App and web page records
────────────────────────────────────────

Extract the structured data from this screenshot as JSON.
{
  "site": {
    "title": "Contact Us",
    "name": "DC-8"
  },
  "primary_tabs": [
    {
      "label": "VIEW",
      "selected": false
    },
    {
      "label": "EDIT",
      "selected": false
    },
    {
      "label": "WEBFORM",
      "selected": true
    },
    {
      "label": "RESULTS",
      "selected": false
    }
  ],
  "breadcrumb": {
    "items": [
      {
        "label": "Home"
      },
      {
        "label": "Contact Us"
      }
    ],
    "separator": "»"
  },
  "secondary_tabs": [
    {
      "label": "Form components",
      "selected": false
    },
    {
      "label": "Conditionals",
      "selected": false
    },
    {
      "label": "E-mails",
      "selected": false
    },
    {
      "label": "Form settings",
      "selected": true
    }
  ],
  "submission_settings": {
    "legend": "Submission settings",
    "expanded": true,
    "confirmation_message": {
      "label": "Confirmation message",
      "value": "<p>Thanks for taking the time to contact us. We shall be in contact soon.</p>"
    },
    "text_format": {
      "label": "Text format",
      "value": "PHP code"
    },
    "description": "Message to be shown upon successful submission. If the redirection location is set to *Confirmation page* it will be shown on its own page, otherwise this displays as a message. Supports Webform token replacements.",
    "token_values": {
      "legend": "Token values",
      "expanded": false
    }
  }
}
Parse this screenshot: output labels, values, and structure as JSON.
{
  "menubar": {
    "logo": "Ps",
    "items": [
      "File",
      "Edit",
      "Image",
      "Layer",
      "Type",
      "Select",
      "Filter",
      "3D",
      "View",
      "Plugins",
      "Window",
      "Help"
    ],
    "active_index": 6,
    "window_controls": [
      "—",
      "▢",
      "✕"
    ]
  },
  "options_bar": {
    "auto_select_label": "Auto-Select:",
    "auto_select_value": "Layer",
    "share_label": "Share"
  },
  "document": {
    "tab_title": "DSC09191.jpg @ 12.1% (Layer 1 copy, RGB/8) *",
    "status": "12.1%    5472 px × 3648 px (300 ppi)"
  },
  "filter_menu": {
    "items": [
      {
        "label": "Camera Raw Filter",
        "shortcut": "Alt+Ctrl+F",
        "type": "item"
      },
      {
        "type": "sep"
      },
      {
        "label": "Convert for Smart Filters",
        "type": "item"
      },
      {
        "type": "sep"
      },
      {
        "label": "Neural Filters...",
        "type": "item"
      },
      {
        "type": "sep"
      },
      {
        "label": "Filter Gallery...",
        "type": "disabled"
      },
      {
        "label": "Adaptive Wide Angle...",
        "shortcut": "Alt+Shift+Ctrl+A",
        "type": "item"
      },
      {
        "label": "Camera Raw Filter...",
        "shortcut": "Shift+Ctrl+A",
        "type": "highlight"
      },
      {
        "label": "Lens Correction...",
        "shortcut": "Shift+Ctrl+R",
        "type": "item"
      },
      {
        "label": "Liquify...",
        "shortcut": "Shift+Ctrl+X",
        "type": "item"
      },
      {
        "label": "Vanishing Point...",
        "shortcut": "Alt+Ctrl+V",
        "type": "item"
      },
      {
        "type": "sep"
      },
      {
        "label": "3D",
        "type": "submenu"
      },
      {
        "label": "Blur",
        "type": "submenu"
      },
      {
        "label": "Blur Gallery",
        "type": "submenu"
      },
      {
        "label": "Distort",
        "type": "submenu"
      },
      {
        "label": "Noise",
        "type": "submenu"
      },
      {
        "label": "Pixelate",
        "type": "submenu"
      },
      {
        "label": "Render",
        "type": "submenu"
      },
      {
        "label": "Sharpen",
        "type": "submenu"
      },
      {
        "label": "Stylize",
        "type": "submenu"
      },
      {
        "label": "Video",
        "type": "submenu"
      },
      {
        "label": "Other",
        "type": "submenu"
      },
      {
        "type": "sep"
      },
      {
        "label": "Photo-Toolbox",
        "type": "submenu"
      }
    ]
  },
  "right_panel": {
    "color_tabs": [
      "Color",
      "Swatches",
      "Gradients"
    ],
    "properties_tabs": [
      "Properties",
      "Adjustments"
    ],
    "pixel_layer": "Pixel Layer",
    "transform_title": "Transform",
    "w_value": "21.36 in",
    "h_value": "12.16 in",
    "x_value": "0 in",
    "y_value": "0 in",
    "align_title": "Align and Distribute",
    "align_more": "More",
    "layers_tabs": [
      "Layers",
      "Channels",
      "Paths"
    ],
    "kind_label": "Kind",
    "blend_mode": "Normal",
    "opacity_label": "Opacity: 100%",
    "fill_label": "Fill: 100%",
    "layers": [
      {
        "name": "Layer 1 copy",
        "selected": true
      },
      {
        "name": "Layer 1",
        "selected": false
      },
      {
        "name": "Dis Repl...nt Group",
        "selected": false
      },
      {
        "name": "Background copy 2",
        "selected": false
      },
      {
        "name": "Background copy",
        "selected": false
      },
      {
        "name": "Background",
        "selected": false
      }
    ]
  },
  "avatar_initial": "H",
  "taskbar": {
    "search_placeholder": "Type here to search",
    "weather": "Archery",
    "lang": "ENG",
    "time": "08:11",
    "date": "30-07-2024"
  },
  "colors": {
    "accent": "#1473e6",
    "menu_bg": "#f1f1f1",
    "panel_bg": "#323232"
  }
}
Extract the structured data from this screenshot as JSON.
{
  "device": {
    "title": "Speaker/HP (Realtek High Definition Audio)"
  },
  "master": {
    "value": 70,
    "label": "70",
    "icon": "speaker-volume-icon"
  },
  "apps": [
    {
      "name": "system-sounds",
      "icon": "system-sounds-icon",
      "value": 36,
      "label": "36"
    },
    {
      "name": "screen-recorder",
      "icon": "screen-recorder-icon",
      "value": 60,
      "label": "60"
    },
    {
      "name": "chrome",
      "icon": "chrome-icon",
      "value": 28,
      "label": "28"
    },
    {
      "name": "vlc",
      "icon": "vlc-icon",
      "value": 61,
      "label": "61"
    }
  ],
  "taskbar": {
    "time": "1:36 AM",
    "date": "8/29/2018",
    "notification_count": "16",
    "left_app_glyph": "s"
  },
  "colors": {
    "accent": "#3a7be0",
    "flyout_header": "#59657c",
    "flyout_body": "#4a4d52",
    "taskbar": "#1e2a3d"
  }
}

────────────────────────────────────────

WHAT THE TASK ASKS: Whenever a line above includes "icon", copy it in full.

RESPONSE AREA:
    "icon": "speaker-volume-icon"
      "icon": "system-sounds-icon",
      "icon": "screen-recorder-icon",
      "icon": "chrome-icon",
      "icon": "vlc-icon",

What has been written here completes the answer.